=== EXERCISE DETAILS ===
Scan the entries that follow and copy out every line containing "date".

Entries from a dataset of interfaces

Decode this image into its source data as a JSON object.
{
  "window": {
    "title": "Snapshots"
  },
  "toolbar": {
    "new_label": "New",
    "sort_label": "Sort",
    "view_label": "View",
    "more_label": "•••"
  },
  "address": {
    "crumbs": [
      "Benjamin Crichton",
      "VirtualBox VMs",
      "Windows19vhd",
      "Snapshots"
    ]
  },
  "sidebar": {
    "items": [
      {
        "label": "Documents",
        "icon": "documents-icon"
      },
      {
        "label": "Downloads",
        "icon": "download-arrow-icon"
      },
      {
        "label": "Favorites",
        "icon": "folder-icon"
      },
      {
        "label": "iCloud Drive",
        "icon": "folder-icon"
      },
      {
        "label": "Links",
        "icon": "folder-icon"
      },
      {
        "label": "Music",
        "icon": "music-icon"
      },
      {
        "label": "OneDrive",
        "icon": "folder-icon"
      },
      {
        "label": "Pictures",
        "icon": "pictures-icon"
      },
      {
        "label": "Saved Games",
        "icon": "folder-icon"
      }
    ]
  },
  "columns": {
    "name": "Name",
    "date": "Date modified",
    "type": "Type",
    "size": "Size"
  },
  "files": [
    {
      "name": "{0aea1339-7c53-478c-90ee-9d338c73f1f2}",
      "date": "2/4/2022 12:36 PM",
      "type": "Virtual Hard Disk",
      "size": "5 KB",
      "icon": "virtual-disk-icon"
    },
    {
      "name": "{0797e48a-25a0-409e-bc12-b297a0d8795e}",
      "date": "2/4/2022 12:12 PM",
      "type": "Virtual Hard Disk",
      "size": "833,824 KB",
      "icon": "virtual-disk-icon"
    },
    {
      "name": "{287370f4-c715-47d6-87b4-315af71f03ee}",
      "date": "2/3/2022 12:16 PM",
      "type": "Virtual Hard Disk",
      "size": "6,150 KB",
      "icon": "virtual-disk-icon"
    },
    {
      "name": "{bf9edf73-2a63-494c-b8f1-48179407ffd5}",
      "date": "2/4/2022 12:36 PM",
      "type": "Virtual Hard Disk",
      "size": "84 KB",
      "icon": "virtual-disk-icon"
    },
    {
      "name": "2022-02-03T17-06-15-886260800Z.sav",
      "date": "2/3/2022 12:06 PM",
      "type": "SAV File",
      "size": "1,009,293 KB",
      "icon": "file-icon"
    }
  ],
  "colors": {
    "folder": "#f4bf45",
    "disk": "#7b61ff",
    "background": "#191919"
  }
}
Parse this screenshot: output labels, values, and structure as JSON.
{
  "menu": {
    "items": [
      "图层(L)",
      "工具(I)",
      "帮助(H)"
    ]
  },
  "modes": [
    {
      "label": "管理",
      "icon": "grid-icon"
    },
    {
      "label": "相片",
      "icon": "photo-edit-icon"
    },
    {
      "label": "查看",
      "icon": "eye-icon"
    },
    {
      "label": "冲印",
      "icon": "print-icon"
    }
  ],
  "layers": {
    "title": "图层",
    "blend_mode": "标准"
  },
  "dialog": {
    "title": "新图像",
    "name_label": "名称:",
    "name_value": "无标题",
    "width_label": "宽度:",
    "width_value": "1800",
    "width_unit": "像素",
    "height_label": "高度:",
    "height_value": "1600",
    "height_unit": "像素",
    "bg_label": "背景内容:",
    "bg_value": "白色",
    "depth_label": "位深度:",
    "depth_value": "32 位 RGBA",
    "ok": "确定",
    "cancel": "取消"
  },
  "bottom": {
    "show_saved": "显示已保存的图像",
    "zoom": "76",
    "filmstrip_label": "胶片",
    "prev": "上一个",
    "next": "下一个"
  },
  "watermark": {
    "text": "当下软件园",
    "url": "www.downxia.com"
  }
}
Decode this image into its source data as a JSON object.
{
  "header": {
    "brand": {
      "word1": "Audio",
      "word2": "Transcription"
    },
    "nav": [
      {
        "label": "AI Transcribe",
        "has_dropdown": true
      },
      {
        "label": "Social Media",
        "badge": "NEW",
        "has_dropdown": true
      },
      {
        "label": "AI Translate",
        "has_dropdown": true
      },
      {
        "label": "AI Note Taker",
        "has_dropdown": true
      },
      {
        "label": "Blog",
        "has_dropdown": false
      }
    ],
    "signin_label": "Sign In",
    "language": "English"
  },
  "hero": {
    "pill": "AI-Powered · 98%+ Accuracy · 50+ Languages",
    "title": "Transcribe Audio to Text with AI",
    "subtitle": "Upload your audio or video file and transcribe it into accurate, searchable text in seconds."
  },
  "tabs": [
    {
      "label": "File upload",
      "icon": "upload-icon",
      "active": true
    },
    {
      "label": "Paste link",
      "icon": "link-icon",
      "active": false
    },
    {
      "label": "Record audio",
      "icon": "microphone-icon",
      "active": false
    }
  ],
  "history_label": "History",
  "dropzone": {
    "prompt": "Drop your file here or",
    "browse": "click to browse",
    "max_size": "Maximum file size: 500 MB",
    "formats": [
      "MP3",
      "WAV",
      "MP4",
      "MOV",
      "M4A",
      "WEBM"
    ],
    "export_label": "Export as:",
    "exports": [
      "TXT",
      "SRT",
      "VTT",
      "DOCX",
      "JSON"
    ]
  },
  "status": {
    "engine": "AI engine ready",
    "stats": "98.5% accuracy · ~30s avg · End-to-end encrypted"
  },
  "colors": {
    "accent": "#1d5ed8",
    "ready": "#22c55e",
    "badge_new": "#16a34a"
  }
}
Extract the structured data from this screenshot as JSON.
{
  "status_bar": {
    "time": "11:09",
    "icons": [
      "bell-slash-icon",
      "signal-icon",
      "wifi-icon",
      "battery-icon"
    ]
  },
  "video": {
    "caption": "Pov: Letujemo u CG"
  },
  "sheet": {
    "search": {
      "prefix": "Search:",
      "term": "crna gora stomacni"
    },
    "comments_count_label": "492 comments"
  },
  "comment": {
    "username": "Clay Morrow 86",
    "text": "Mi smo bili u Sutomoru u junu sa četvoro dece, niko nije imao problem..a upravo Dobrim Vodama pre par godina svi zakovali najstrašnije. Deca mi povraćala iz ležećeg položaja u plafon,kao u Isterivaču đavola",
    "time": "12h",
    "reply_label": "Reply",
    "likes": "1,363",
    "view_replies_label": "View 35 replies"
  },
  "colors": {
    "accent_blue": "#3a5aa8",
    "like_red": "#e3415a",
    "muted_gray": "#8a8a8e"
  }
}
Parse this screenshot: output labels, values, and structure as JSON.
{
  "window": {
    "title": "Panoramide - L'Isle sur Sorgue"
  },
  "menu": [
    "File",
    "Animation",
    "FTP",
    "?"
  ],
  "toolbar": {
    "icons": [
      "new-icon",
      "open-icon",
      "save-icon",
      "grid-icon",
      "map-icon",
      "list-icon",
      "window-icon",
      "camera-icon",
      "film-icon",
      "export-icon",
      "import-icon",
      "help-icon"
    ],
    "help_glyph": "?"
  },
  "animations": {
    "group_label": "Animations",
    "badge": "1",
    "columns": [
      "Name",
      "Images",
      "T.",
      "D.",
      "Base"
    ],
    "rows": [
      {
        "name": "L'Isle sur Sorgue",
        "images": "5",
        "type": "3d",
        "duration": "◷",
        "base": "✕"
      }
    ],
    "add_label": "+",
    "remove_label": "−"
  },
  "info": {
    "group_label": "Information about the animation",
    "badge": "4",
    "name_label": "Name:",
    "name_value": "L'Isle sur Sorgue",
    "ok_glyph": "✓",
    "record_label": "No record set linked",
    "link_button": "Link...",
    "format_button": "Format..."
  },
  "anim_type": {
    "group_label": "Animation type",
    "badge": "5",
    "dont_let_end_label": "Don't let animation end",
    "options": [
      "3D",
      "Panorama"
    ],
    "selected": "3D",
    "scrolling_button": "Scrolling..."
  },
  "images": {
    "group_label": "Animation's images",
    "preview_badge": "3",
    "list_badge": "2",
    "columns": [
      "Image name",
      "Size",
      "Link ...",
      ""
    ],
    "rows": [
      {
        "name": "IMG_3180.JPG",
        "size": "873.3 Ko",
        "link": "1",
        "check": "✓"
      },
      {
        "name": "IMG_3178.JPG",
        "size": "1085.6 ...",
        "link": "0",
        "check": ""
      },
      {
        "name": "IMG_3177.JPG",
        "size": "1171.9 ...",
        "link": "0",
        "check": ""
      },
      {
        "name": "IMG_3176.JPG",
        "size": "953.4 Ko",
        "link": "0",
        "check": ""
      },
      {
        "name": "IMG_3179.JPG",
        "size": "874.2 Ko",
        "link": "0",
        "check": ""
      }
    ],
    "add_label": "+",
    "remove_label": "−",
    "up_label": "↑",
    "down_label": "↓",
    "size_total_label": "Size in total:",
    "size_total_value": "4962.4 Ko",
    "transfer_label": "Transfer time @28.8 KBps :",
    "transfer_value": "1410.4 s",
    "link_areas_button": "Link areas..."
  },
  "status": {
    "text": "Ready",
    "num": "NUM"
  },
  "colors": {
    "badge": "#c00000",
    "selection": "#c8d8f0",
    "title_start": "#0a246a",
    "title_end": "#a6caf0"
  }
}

=== RESULT OF THIS TASK ===
    "date": "Date modified",
      "date": "2/4/2022 12:36 PM",
      "date": "2/4/2022 12:12 PM",
      "date": "2/3/2022 12:16 PM",
      "date": "2/4/2022 12:36 PM",
      "date": "2/3/2022 12:06 PM",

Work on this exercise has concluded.